> [WHAT YOU HAVE TO DO]
With the pictures left aside, write out the entries that follow exactly.

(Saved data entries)
◆ ◆ ◆ ◆
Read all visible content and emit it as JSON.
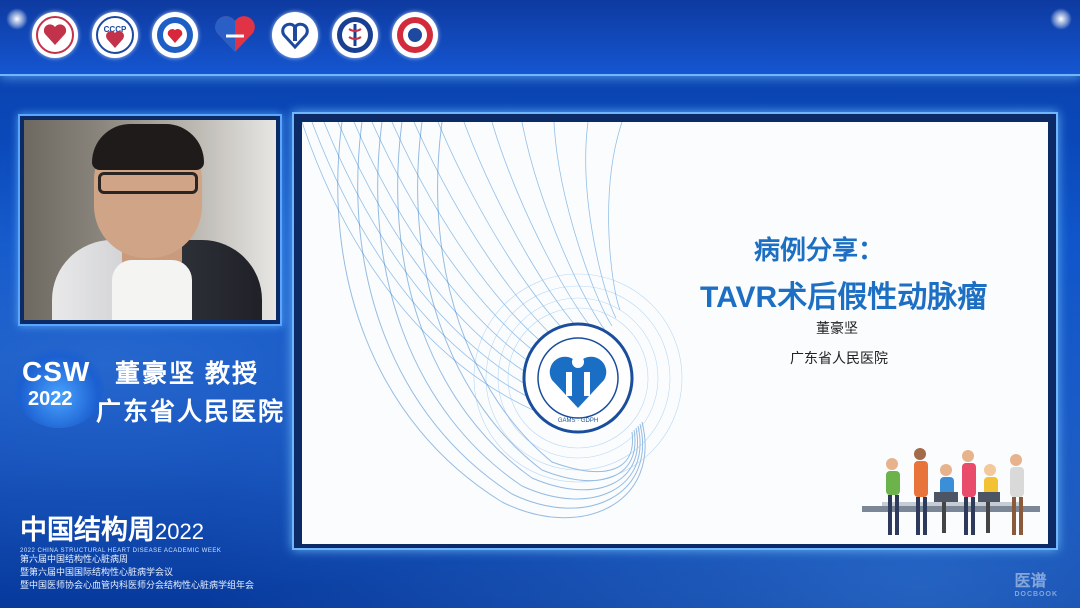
{
  "header": {
    "logos": [
      {
        "icon": "association-logo-icon"
      },
      {
        "icon": "cccp-logo-icon",
        "text": "CCCP"
      },
      {
        "icon": "heart-emblem-logo-icon"
      },
      {
        "icon": "heart-hands-logo-icon"
      },
      {
        "icon": "heart-center-logo-icon"
      },
      {
        "icon": "medical-society-logo-icon"
      },
      {
        "icon": "foundation-logo-icon"
      }
    ]
  },
  "speaker": {
    "name": "董豪坚  教授",
    "organization": "广东省人民医院",
    "badge_line1": "CSW",
    "badge_line2": "2022"
  },
  "branding": {
    "title": "中国结构周",
    "year": "2022",
    "subtitle_en": "2022 CHINA STRUCTURAL HEART DISEASE ACADEMIC WEEK",
    "lines": [
      "第六届中国结构性心脏病周",
      "暨第六届中国国际结构性心脏病学会议",
      "暨中国医师协会心血管内科医师分会结构性心脏病学组年会"
    ]
  },
  "slide": {
    "title_line1": "病例分享：",
    "title_line2": "TAVR术后假性动脉瘤",
    "author": "董豪坚",
    "organization": "广东省人民医院",
    "emblem_text": "GAMS · GDPH"
  },
  "watermark": {
    "text": "医谱",
    "sub": "DOCBOOK"
  },
  "colors": {
    "background": "#0a4fc6",
    "accent": "#1c6fc2",
    "frame": "#6fb6ff"
  }
}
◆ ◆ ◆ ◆
> [WRITTEN ANSWER]
Read all visible content and emit it as JSON.
{
  "header": {
    "logos": [
      {
        "icon": "association-logo-icon"
      },
      {
        "icon": "cccp-logo-icon",
        "text": "CCCP"
      },
      {
        "icon": "heart-emblem-logo-icon"
      },
      {
        "icon": "heart-hands-logo-icon"
      },
      {
        "icon": "heart-center-logo-icon"
      },
      {
        "icon": "medical-society-logo-icon"
      },
      {
        "icon": "foundation-logo-icon"
      }
    ]
  },
  "speaker": {
    "name": "董豪坚  教授",
    "organization": "广东省人民医院",
    "badge_line1": "CSW",
    "badge_line2": "2022"
  },
  "branding": {
    "title": "中国结构周",
    "year": "2022",
    "subtitle_en": "2022 CHINA STRUCTURAL HEART DISEASE ACADEMIC WEEK",
    "lines": [
      "第六届中国结构性心脏病周",
      "暨第六届中国国际结构性心脏病学会议",
      "暨中国医师协会心血管内科医师分会结构性心脏病学组年会"
    ]
  },
  "slide": {
    "title_line1": "病例分享：",
    "title_line2": "TAVR术后假性动脉瘤",
    "author": "董豪坚",
    "organization": "广东省人民医院",
    "emblem_text": "GAMS · GDPH"
  },
  "watermark": {
    "text": "医谱",
    "sub": "DOCBOOK"
  },
  "colors": {
    "background": "#0a4fc6",
    "accent": "#1c6fc2",
    "frame": "#6fb6ff"
  }
}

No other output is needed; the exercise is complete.